Saturday December 7, 2013
Here's a bit of history trivia for you. The BBC has a feature story about a man believed to be the first western-born Buddhist monk. And he didn't exactly fit the mold of a scholarly romantic searching for an idealized religion, as many of the first western Buddhists were.
Laurence Carroll is thought to have been born in Dublin in 1856. He left Ireland as a teenager and traveled to America. Carroll got work on a San Francisco/Yokohama shipping line, but he was fired -- reportedly for drunkenness -- and left stranded in Japan. He made his way to Burma, which at the time was a province of British India, and found employment with a logging company.
Thursday December 5, 2013
For the past few years us "converts" have been debating how to incorporate Buddhism into family life, especially child raising. Some data revealed that "dharma brats," children of Buddhist convert parents, rarely take to Buddhism themselves. This is not necessarily a problem, because I don't think everybody has to be Buddhist.
But I was taken aback by a series of articles I found on "how to raise an enlightened child." The actual advice given wasn't bad, but my first bit of advice would be "don't try to raise an enlightened child." Maybe just aim at raising a kind child. That's do-able. But nobody can be conditioned into enlightenment.
Wednesday December 4, 2013
Recently I've seen several articles about the college-age children of "helicopter" parents and how these young people don't function well when mommy and daddy aren't around. I've also learned there is a "mindful parenting" movement (also "attachment" parenting, "green" parenting, and "free-range" parenting, the latter of which sounds like something that would require open prairies).
My children are adults now, so I'm mostly out of the parenting biz. Looking back, I don't think my parenting "style" ever rose to the level of a movement methodology. Well, not unless there's a "what the bleep do I do now?" movement. The only book I ever consulted was one of Dr. Spock's, which was so old it still discussed when the kids should get their smallpox vaccines.
I found a couple of articles on mindful parenting, and apparently this boils down to using mindfulness to manage one's own stress while practicing non-attachment (which is not the same as detachment) with one's children. An established mindfulness practice could help a parent avoid a lot of parenting pitfalls, I would think.
Wednesday November 27, 2013
A little more on the raft parable -- I occasionally bump into someone saying the raft parable tells us we can ignore dharma teachings as we like, because we're supposed to ditch them, anyway.
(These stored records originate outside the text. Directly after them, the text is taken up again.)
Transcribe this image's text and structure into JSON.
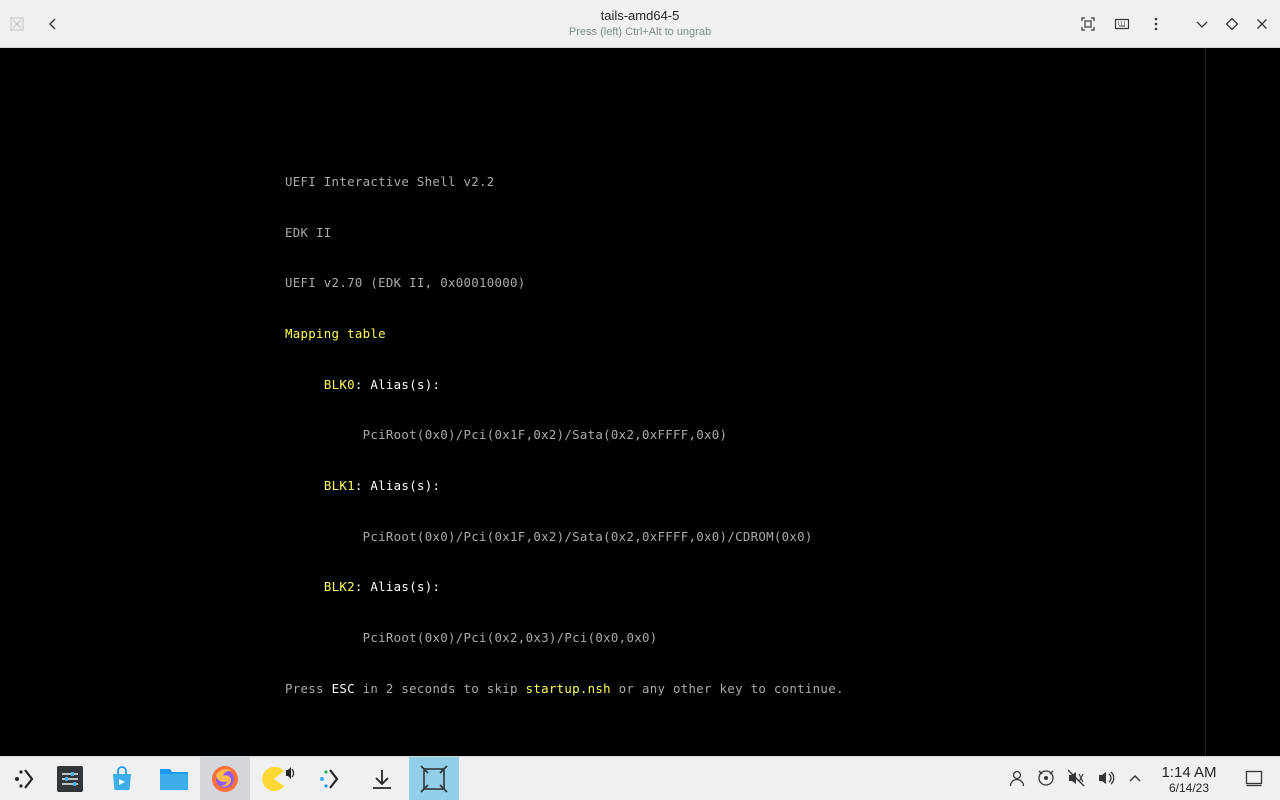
{
  "window": {
    "title": "tails-amd64-5",
    "subtitle": "Press (left) Ctrl+Alt to ungrab"
  },
  "titlebar_icons": [
    "app-icon",
    "back-icon",
    "fit-window-icon",
    "keyboard-icon",
    "more-options-icon",
    "minimize-icon",
    "keep-above-icon",
    "close-icon"
  ],
  "console": {
    "l1": "UEFI Interactive Shell v2.2",
    "l2": "EDK II",
    "l3": "UEFI v2.70 (EDK II, 0x00010000)",
    "l4": "Mapping table",
    "blk0_name": "BLK0",
    "blk0_alias": "Alias(s):",
    "blk0_path": "PciRoot(0x0)/Pci(0x1F,0x2)/Sata(0x2,0xFFFF,0x0)",
    "blk1_name": "BLK1",
    "blk1_alias": "Alias(s):",
    "blk1_path": "PciRoot(0x0)/Pci(0x1F,0x2)/Sata(0x2,0xFFFF,0x0)/CDROM(0x0)",
    "blk2_name": "BLK2",
    "blk2_alias": "Alias(s):",
    "blk2_path": "PciRoot(0x0)/Pci(0x2,0x3)/Pci(0x0,0x0)",
    "prompt_pre": "Press ",
    "prompt_esc": "ESC",
    "prompt_mid": " in 2 seconds to skip ",
    "prompt_file": "startup.nsh",
    "prompt_post": " or any other key to continue."
  },
  "taskbar": {
    "apps": [
      "application-launcher-icon",
      "system-settings-icon",
      "discover-icon",
      "files-icon",
      "firefox-icon",
      "kde-connect-icon",
      "kdeconnect-arrow-icon",
      "downloads-icon",
      "virt-viewer-icon"
    ],
    "tray": [
      "user-icon",
      "network-icon",
      "muted-audio-icon",
      "volume-icon",
      "expand-tray-icon"
    ],
    "time": "1:14 AM",
    "date": "6/14/23",
    "accent": "#93cee9"
  }
}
This is an un-serious interpretation, seems to me.
However, in his comments on this parable, Thanissaro Bhikkhu said something that I don't believe is true --
"Many a casual reader has concluded from the simile of the raft simply that the Dhamma is to be let go. In fact, one major Mahayana text -- the Diamond Sutra -- interprets the raft simile as meaning that one has to let go of the raft in order to cross the river."
Let's look at this --